Findings
Between 1987–88 and 2017–18, diet-related GHGE increased by 21% (from 1538·6 g CO2 equivalent [CO2e] per 1000 kcal [95% CI 1473·3–1604·0] to 1866·0 g CO2e per 1000 kcal [1788·0–1944·0]; ptrend<0·0001), diet-related water footprint increased by 22% (from 1447·2 L/1000 kcal [95% CI 1400·7–1493·8] to 1769·1 L/1000 kcal [1714·5–1823·7]; ptrend<0·0001), and diet-related ecological footprint increased by 17% (from 9·69 m2/1000 kcal [95% CI 9·33–10·05] to 11·36 m2/1000 kcal [10·91–11·81]; ptrend<0·0001). We found that the change in the environmental indicators over time varied between NOVA food groups. We did not find evidence of a change in the environmental indicators for G1 foods over time. GHGE from G2 foods decreased by 18% (ptrend<0·0001), whereas GHGE from G4 foods increased by 245% (ptrend<0·0001). The water footprint from G2 foods decreased by 17% (ptrend<0·0001) whereas the water footprint from G4 foods increased by 233% (ptrend<0·0001). The ecological footprint from G2 foods decreased by 13% (ptrend<0·0001), whereas the ecological footprint from G3 foods increased by 49% (ptrend<0·0001) and from G4 foods increased by 183% (ptrend<0·0001). We found no significant change in contribution by any other NOVA food groups to any of the three environmental indicators over the study period.

Interpretation
The environmental effects of the Brazilian diet have increased over the past three decades along with increased effects from ultra-processed foods. This means that dietary patterns in Brazil are becoming potentially more harmful to human and planetary health. Therefore, a shift in the current trend would be needed to enhance sustainable healthy food systems.
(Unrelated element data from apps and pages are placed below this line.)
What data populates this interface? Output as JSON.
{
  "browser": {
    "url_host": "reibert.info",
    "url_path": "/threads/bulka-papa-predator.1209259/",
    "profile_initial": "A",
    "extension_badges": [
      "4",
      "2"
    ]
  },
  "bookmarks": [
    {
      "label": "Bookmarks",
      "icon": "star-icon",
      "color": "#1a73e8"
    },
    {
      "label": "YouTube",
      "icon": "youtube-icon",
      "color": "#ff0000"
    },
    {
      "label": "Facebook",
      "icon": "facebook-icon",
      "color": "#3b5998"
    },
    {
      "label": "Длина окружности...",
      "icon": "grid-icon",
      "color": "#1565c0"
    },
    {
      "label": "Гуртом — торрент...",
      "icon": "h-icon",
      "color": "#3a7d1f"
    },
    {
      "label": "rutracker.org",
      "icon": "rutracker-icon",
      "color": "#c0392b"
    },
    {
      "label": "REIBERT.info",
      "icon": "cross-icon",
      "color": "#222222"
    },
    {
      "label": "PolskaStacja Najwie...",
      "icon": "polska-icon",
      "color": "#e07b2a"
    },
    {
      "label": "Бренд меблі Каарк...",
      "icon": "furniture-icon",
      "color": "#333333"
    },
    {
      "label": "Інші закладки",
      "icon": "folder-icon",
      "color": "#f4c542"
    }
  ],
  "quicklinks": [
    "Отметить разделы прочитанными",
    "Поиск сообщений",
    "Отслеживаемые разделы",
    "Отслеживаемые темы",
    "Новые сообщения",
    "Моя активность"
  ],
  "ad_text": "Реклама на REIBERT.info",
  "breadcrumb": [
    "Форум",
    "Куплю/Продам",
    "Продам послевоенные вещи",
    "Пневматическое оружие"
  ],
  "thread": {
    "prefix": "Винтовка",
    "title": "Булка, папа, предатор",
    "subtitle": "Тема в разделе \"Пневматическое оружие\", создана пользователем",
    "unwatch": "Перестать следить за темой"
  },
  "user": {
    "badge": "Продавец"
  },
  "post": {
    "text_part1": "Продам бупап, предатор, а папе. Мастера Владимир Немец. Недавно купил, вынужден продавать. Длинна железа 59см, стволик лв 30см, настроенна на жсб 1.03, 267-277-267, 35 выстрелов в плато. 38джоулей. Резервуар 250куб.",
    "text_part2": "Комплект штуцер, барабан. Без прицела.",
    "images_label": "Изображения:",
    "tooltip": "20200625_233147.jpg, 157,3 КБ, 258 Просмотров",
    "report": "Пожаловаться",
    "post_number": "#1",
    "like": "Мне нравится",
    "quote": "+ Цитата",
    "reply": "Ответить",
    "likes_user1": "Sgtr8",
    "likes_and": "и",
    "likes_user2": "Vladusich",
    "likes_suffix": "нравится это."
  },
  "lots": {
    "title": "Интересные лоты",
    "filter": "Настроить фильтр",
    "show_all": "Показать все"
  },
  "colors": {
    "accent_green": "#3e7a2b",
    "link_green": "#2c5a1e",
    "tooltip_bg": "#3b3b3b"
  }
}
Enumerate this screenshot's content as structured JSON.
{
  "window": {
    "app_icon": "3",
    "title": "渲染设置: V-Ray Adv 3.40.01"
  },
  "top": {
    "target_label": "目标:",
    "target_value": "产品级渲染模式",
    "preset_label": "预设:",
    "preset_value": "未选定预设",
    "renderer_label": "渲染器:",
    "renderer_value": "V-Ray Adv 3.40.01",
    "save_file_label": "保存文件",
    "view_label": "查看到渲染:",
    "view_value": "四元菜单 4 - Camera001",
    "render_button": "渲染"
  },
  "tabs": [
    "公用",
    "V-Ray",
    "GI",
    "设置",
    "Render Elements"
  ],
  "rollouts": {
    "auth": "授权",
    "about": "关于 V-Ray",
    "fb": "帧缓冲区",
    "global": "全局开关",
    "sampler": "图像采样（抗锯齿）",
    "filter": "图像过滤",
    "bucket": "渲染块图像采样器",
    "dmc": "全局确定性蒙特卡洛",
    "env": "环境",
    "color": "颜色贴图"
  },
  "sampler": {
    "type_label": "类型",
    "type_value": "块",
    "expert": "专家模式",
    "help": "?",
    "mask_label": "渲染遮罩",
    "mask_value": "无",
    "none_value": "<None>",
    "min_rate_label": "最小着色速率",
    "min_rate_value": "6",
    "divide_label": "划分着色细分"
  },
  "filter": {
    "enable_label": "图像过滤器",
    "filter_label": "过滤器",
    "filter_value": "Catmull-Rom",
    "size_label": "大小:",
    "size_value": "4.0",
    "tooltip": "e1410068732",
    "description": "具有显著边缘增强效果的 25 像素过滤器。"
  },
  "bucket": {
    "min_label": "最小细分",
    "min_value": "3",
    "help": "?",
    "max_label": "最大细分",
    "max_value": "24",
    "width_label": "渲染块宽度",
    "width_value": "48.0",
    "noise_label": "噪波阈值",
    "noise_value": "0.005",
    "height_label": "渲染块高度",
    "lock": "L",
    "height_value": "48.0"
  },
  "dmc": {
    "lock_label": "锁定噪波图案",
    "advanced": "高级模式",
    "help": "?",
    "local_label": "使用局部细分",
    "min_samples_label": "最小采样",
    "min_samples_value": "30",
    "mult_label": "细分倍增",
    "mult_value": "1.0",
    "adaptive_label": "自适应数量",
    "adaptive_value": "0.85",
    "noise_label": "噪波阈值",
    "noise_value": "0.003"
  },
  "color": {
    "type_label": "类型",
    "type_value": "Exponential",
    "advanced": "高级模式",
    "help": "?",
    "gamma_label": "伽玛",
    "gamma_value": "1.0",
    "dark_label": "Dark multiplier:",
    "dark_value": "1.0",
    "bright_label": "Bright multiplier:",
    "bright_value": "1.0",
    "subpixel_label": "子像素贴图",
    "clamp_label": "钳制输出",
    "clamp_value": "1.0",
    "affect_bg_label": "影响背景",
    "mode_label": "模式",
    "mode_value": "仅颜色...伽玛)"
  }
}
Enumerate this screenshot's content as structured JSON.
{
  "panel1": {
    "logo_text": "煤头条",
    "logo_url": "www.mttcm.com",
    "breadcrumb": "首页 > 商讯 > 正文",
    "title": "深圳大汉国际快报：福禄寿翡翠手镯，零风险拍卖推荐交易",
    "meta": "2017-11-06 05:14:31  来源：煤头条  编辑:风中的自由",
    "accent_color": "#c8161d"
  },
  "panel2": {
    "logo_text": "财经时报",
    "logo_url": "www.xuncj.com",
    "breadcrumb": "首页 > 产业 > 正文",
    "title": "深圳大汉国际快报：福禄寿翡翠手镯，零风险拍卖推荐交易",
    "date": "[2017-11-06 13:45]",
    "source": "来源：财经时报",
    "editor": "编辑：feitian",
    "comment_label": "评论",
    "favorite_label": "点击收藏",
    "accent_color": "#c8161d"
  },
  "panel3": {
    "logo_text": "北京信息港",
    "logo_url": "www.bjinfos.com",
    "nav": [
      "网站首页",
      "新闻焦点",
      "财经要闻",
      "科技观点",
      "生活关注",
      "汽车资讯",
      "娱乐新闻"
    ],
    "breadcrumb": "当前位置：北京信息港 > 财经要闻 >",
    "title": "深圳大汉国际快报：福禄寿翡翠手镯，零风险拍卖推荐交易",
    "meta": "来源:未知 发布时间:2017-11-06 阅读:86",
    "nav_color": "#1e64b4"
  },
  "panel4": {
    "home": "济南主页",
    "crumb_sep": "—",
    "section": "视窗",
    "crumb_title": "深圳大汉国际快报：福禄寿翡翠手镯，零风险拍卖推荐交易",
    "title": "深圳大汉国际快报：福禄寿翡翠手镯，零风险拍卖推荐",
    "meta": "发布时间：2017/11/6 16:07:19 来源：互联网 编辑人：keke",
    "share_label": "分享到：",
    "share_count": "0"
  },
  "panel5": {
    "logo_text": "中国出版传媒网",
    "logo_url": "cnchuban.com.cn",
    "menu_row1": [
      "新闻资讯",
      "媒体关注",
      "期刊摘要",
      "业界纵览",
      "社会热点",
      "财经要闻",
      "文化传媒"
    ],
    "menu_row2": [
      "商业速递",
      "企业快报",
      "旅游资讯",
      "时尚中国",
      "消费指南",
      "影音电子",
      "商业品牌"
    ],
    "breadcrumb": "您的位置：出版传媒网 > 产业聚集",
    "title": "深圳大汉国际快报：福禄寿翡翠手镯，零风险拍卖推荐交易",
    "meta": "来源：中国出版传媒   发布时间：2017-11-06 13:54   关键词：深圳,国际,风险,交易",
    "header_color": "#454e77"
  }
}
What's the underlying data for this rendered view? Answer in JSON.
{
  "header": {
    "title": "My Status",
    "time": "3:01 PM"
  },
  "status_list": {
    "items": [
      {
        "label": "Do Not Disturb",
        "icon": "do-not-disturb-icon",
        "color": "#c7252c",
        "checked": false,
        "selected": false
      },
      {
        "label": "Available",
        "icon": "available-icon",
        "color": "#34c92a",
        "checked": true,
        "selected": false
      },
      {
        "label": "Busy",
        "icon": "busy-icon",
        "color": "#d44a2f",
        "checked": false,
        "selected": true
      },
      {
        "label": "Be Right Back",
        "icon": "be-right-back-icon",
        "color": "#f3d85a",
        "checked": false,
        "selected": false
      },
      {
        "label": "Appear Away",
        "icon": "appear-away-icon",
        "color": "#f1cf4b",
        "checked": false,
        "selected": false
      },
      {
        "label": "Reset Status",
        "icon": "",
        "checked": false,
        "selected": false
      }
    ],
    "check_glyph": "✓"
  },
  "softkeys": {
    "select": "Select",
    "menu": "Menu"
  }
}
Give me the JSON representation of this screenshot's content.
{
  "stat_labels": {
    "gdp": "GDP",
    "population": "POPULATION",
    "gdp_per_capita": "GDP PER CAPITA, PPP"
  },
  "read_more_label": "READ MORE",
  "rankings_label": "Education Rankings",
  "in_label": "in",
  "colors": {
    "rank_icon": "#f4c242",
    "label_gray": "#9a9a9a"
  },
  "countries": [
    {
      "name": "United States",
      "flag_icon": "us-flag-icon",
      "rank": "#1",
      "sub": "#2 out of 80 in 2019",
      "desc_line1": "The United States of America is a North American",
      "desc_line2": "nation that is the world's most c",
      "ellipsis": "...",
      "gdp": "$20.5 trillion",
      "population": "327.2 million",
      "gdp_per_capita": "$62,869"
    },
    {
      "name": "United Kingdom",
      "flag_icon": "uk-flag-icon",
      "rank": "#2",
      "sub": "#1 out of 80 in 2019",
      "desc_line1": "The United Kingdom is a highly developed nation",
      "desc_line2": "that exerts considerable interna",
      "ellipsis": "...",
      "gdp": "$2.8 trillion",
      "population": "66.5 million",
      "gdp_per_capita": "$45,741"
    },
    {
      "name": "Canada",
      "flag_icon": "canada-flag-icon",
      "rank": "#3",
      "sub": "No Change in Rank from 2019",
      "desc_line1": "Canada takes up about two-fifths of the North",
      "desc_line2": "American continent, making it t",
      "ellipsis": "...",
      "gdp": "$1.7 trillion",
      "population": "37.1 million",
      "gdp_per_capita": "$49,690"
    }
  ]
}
Publication Type: Article
Additional Information: © 2021 The Authors(s). Published by Elsevier Ltd. This is an Open Access article under the CC BY-NC-ND 4.0 license.
Subjects: F History United States, Canada, Latin America > F1201 Latin America (General)
G Geography. Anthropology. Recreation > GE Environmental Sciences
G Geography. Anthropology. Recreation > GF Human ecology. Anthropogeography
H Social Sciences > HM Sociology
Departments: School of Health Sciences > Healthcare Services Research & Management
Project Input:
Project IDFunder NameFunder ID
ST/S003320/1Science and Technology Facilities Councilhttp://dx.doi.org/10.13039/501100000271
Date available in CRO: 11 Nov 2021 10:05
Date deposited: 11 November 2021
Date of acceptance: 1 August 2021
Date of first online publication: 10 November 2021
URI: https://openaccess.city.ac.uk/id/eprint/27091
[img]
Preview
Text - Published Version
Available under License Creative Commons Attribution Non-commercial No Derivatives.

Download (798kB) | Preview

Export

Downloads

Downloads per month over past year

View more statistics

Actions (login required)

Admin Login Admin Login